Stuart Nunn
Stuart Nunn
Job Title
Senior Area Manager

We have seen phenomenal growth in all areas of the sector, both connected to the pandemic and outside of it.

Thousands of opportunities have arisen for scientific candidates over the last 12 months due to mass Covid testing, and this will likely continue for the foreseeable future. In other areas such as medicine, food, and chemicals, we’ve seen many research and development roles being created due to a boom in manufacturing.

With this greater demand for professionals comes a shortage. Our recent survey asked over 500 professionals what recruitment changes they’ve seen in the last year, with 72% saying it was harder to find people with the right skills. For employers, the top five skills comprised teamwork, communication, technology, leadership, organisation. This shows that it’s mostly soft skills which are highest on the list of employer priorities.

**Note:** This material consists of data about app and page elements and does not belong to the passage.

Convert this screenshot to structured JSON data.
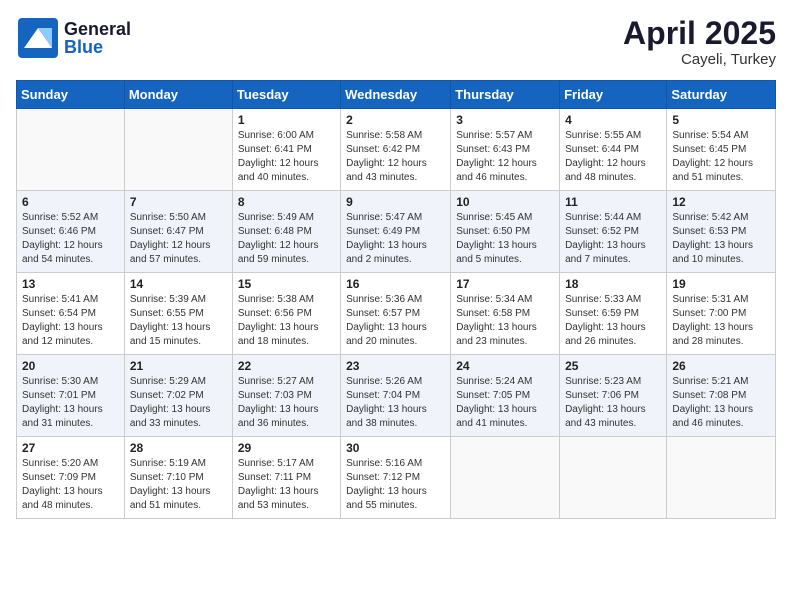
{
  "header": {
    "logo_general": "General",
    "logo_blue": "Blue",
    "month_year": "April 2025",
    "location": "Cayeli, Turkey"
  },
  "weekdays": [
    "Sunday",
    "Monday",
    "Tuesday",
    "Wednesday",
    "Thursday",
    "Friday",
    "Saturday"
  ],
  "weeks": [
    [
      {
        "day": "",
        "info": ""
      },
      {
        "day": "",
        "info": ""
      },
      {
        "day": "1",
        "info": "Sunrise: 6:00 AM\nSunset: 6:41 PM\nDaylight: 12 hours and 40 minutes."
      },
      {
        "day": "2",
        "info": "Sunrise: 5:58 AM\nSunset: 6:42 PM\nDaylight: 12 hours and 43 minutes."
      },
      {
        "day": "3",
        "info": "Sunrise: 5:57 AM\nSunset: 6:43 PM\nDaylight: 12 hours and 46 minutes."
      },
      {
        "day": "4",
        "info": "Sunrise: 5:55 AM\nSunset: 6:44 PM\nDaylight: 12 hours and 48 minutes."
      },
      {
        "day": "5",
        "info": "Sunrise: 5:54 AM\nSunset: 6:45 PM\nDaylight: 12 hours and 51 minutes."
      }
    ],
    [
      {
        "day": "6",
        "info": "Sunrise: 5:52 AM\nSunset: 6:46 PM\nDaylight: 12 hours and 54 minutes."
      },
      {
        "day": "7",
        "info": "Sunrise: 5:50 AM\nSunset: 6:47 PM\nDaylight: 12 hours and 57 minutes."
      },
      {
        "day": "8",
        "info": "Sunrise: 5:49 AM\nSunset: 6:48 PM\nDaylight: 12 hours and 59 minutes."
      },
      {
        "day": "9",
        "info": "Sunrise: 5:47 AM\nSunset: 6:49 PM\nDaylight: 13 hours and 2 minutes."
      },
      {
        "day": "10",
        "info": "Sunrise: 5:45 AM\nSunset: 6:50 PM\nDaylight: 13 hours and 5 minutes."
      },
      {
        "day": "11",
        "info": "Sunrise: 5:44 AM\nSunset: 6:52 PM\nDaylight: 13 hours and 7 minutes."
      },
      {
        "day": "12",
        "info": "Sunrise: 5:42 AM\nSunset: 6:53 PM\nDaylight: 13 hours and 10 minutes."
      }
    ],
    [
      {
        "day": "13",
        "info": "Sunrise: 5:41 AM\nSunset: 6:54 PM\nDaylight: 13 hours and 12 minutes."
      },
      {
        "day": "14",
        "info": "Sunrise: 5:39 AM\nSunset: 6:55 PM\nDaylight: 13 hours and 15 minutes."
      },
      {
        "day": "15",
        "info": "Sunrise: 5:38 AM\nSunset: 6:56 PM\nDaylight: 13 hours and 18 minutes."
      },
      {
        "day": "16",
        "info": "Sunrise: 5:36 AM\nSunset: 6:57 PM\nDaylight: 13 hours and 20 minutes."
      },
      {
        "day": "17",
        "info": "Sunrise: 5:34 AM\nSunset: 6:58 PM\nDaylight: 13 hours and 23 minutes."
      },
      {
        "day": "18",
        "info": "Sunrise: 5:33 AM\nSunset: 6:59 PM\nDaylight: 13 hours and 26 minutes."
      },
      {
        "day": "19",
        "info": "Sunrise: 5:31 AM\nSunset: 7:00 PM\nDaylight: 13 hours and 28 minutes."
      }
    ],
    [
      {
        "day": "20",
        "info": "Sunrise: 5:30 AM\nSunset: 7:01 PM\nDaylight: 13 hours and 31 minutes."
      },
      {
        "day": "21",
        "info": "Sunrise: 5:29 AM\nSunset: 7:02 PM\nDaylight: 13 hours and 33 minutes."
      },
      {
        "day": "22",
        "info": "Sunrise: 5:27 AM\nSunset: 7:03 PM\nDaylight: 13 hours and 36 minutes."
      },
      {
        "day": "23",
        "info": "Sunrise: 5:26 AM\nSunset: 7:04 PM\nDaylight: 13 hours and 38 minutes."
      },
      {
        "day": "24",
        "info": "Sunrise: 5:24 AM\nSunset: 7:05 PM\nDaylight: 13 hours and 41 minutes."
      },
      {
        "day": "25",
        "info": "Sunrise: 5:23 AM\nSunset: 7:06 PM\nDaylight: 13 hours and 43 minutes."
      },
      {
        "day": "26",
        "info": "Sunrise: 5:21 AM\nSunset: 7:08 PM\nDaylight: 13 hours and 46 minutes."
      }
    ],
    [
      {
        "day": "27",
        "info": "Sunrise: 5:20 AM\nSunset: 7:09 PM\nDaylight: 13 hours and 48 minutes."
      },
      {
        "day": "28",
        "info": "Sunrise: 5:19 AM\nSunset: 7:10 PM\nDaylight: 13 hours and 51 minutes."
      },
      {
        "day": "29",
        "info": "Sunrise: 5:17 AM\nSunset: 7:11 PM\nDaylight: 13 hours and 53 minutes."
      },
      {
        "day": "30",
        "info": "Sunrise: 5:16 AM\nSunset: 7:12 PM\nDaylight: 13 hours and 55 minutes."
      },
      {
        "day": "",
        "info": ""
      },
      {
        "day": "",
        "info": ""
      },
      {
        "day": "",
        "info": ""
      }
    ]
  ]
}
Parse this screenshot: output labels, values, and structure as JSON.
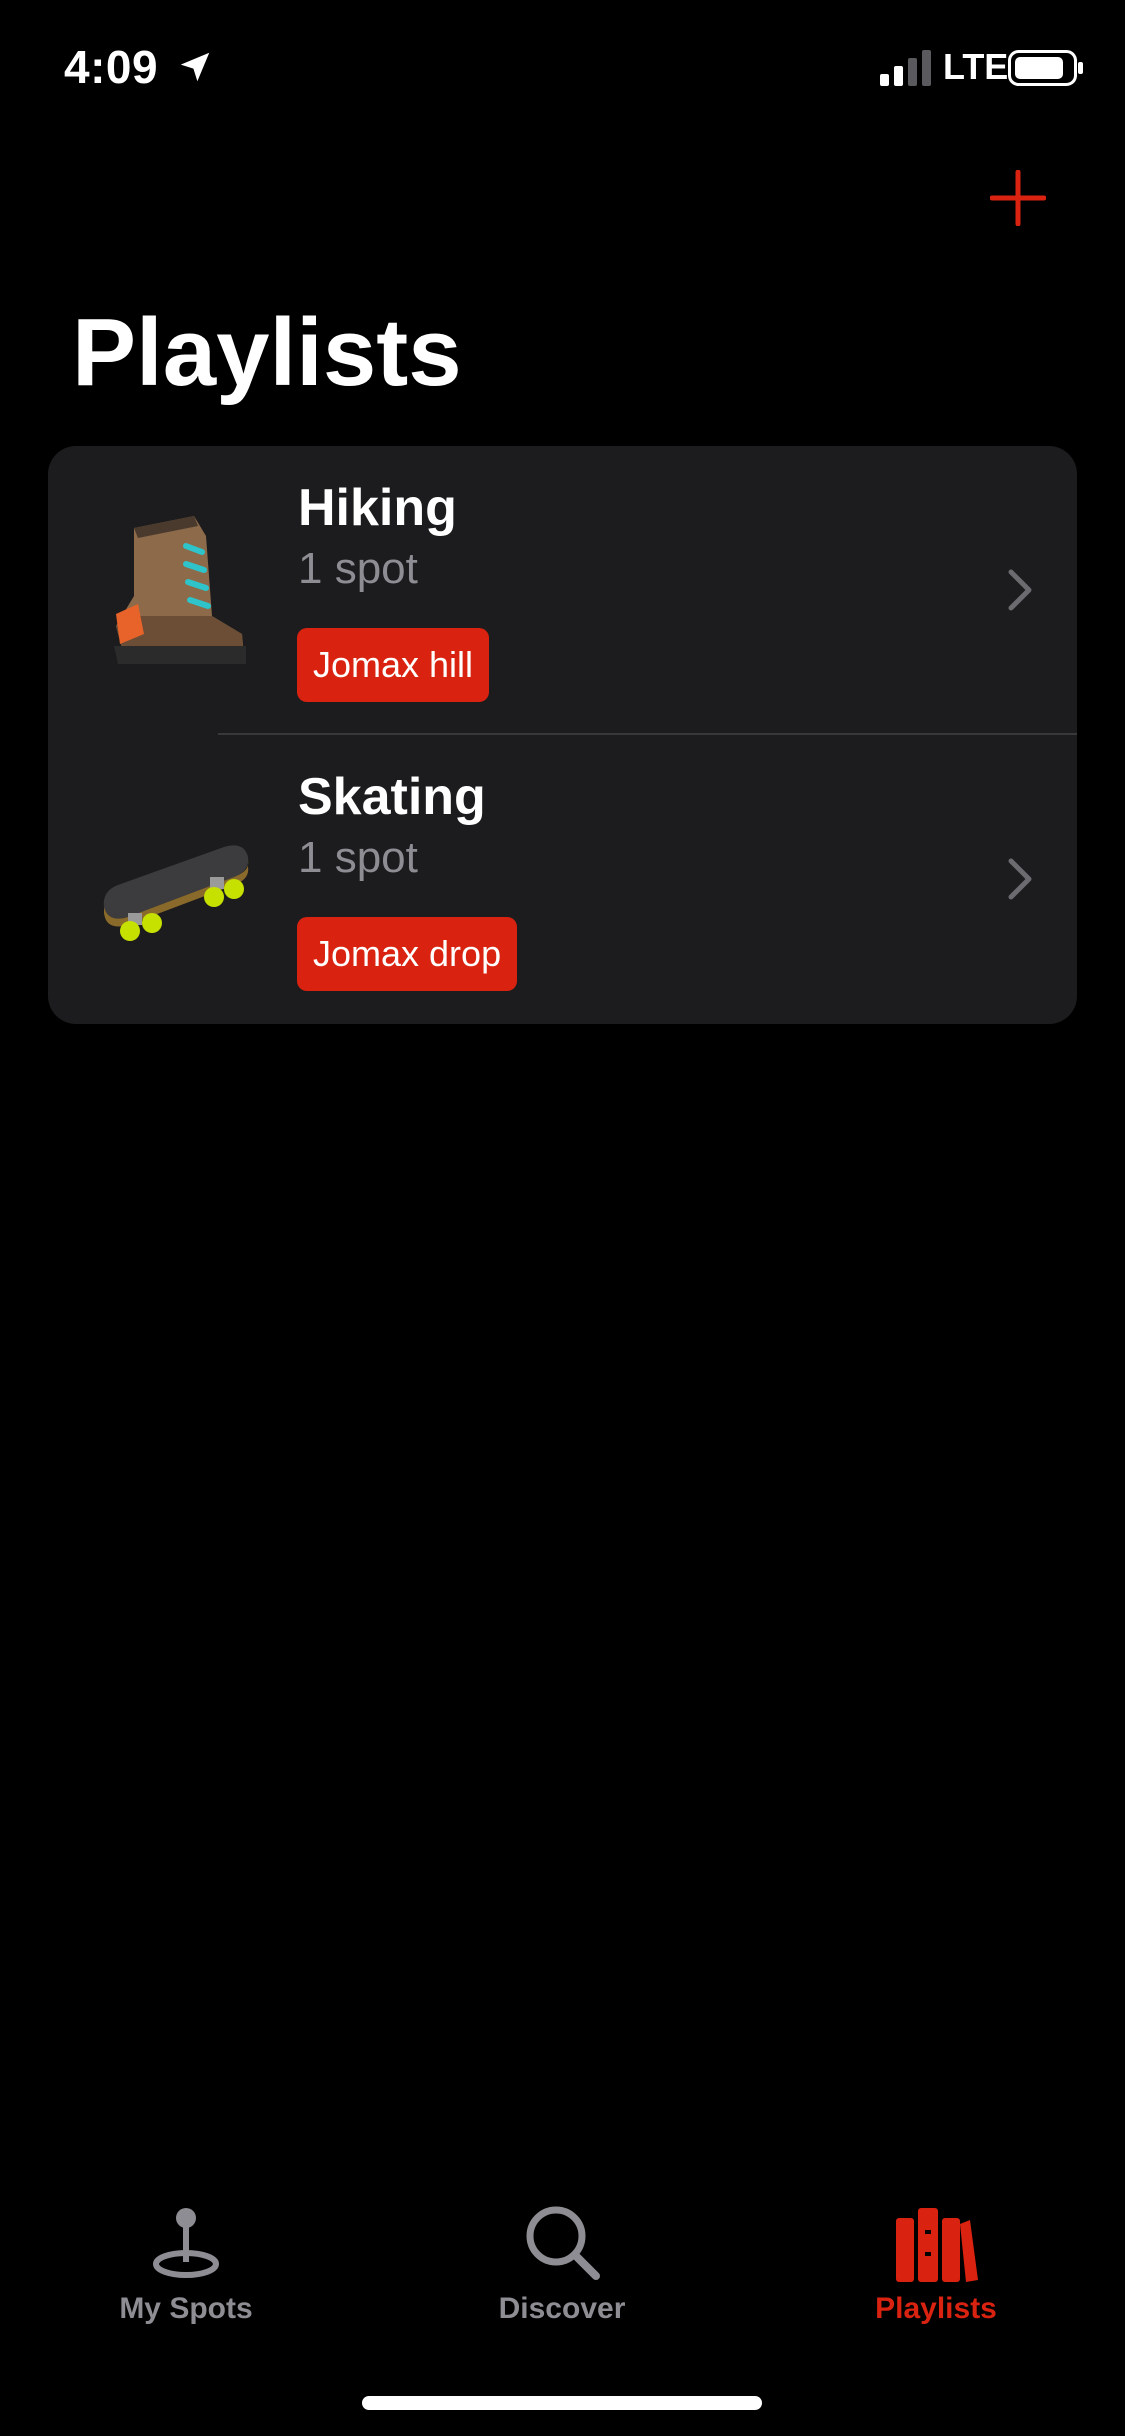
{
  "status_bar": {
    "time": "4:09",
    "network": "LTE",
    "location_icon": "location-arrow-icon",
    "signal_icon": "cellular-signal-icon",
    "battery_icon": "battery-icon"
  },
  "header": {
    "add_icon": "plus-icon",
    "title": "Playlists"
  },
  "playlists": [
    {
      "title": "Hiking",
      "count": "1 spot",
      "tag": "Jomax hill",
      "icon": "hiking-boot-icon"
    },
    {
      "title": "Skating",
      "count": "1 spot",
      "tag": "Jomax drop",
      "icon": "skateboard-icon"
    }
  ],
  "tabs": [
    {
      "label": "My Spots",
      "icon": "map-pin-icon",
      "active": false
    },
    {
      "label": "Discover",
      "icon": "search-icon",
      "active": false
    },
    {
      "label": "Playlists",
      "icon": "books-icon",
      "active": true
    }
  ],
  "colors": {
    "accent": "#d9220f",
    "background": "#000000",
    "card": "#1c1c1e",
    "secondary_text": "#8d8d93"
  }
}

Talent supply and demand

As a result of Covid testing being in such high demand, many scientists are choosing those roles over others. They are well-paid and good opportunities for professionals to learn and gain invaluable experience. The huge demand for HCPC-registered biomedical scientists we’ve seen recently has been unprecedented, due to Public Health England’s requirements for analysis and submission of Covid-19 test results. Professionals who leave these Covid-related roles have entered the market with inflated salary expectations, which has pushed average salaries up across the board.

It’s important to understand the regional differences in the job market. For example, our data shows that regulatory affairs managers working with medical devices can earn up to £51,190 a year in Scotland – whereas, in London and East Anglia, this could reach an average salary of £62,520.

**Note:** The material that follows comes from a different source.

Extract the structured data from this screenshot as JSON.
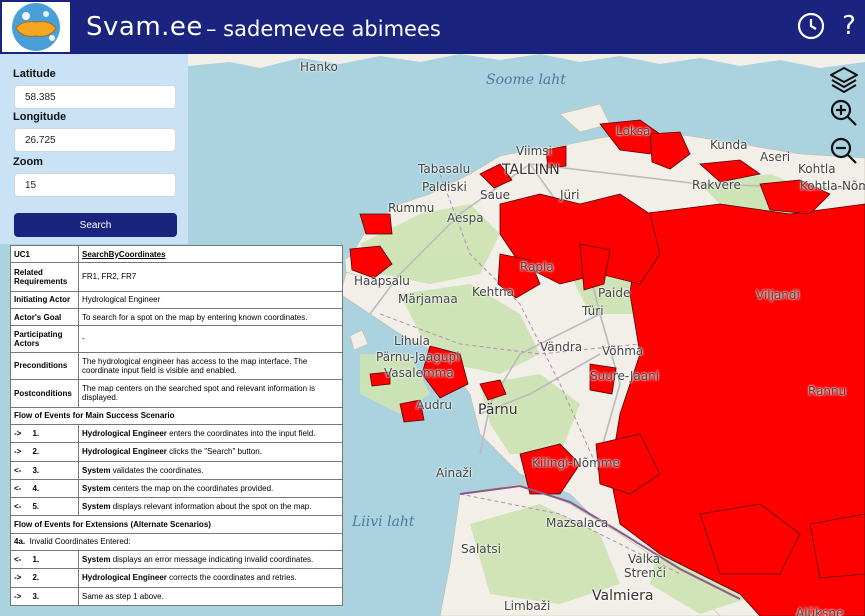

Most employers are counteroffering to retain their best talent, which has also raised salary averages in different regions depending on their demand. It’s crucial for employers and jobseekers alike to understand the value of roles to offer and accept the right salaries.

Attract and retain the best talent

Employers are increasingly searching for scientists with a commercial background to take on dual-focused positions and support sales and marketing. Jobseekers with both a scientific and commercial background may be hard to find, but employers should consider upskilling professionals with potential in one of these areas.

Development and training opportunities are more attractive to professionals than ever, with career progression a top priority for many at present. Offering this benefit gives employers a great return on their investment; employees will feel more valued and engaged in a business, as well as operating more proficiently. Developing grassroots talent can boost a company’s reputation and employee value proposition and will aid attraction and retention.

Scientific professionals are much more health conscious now, and wellbeing has become a top priority for many. Businesses will need to increase their wellbeing support and health benefits to attract the best jobseekers. For those in non-lab-based roles, achieving a good work-life balance through remote (30%), hybrid (42%) and flexible (45%) working models were most desirable traits respondents cited. For lab-based roles, offerings will need to be a bit more creative – health insurance (51%) and additional annual leave (which over 80% of our respondents wanted to receive), for example.

It’s tough to predict the future trajectory of the sector with variants emerging regularly, but we can expect the job market to stay competitive for the foreseeable future. Businesses must stay agile to secure the best talent.

Download our 2024 scientific salary guide now, to help optimise your salary and benefit offering